YOUR ASSIGNMENT: Exact repetition is required: reproduce every line of the data.

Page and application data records

+---+

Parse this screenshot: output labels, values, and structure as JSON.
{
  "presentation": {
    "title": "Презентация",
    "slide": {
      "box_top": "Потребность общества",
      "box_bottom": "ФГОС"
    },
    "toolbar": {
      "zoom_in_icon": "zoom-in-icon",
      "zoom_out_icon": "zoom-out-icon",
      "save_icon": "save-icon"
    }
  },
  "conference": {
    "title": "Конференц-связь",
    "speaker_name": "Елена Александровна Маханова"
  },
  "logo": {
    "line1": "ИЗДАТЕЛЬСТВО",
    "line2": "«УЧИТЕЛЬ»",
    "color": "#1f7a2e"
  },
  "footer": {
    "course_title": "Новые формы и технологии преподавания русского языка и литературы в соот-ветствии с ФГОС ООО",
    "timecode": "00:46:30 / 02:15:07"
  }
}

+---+

ANSWER FOR THE TASK:
Parse this screenshot: output labels, values, and structure as JSON.
{
  "presentation": {
    "title": "Презентация",
    "slide": {
      "box_top": "Потребность общества",
      "box_bottom": "ФГОС"
    },
    "toolbar": {
      "zoom_in_icon": "zoom-in-icon",
      "zoom_out_icon": "zoom-out-icon",
      "save_icon": "save-icon"
    }
  },
  "conference": {
    "title": "Конференц-связь",
    "speaker_name": "Елена Александровна Маханова"
  },
  "logo": {
    "line1": "ИЗДАТЕЛЬСТВО",
    "line2": "«УЧИТЕЛЬ»",
    "color": "#1f7a2e"
  },
  "footer": {
    "course_title": "Новые формы и технологии преподавания русского языка и литературы в соот-ветствии с ФГОС ООО",
    "timecode": "00:46:30 / 02:15:07"
  }
}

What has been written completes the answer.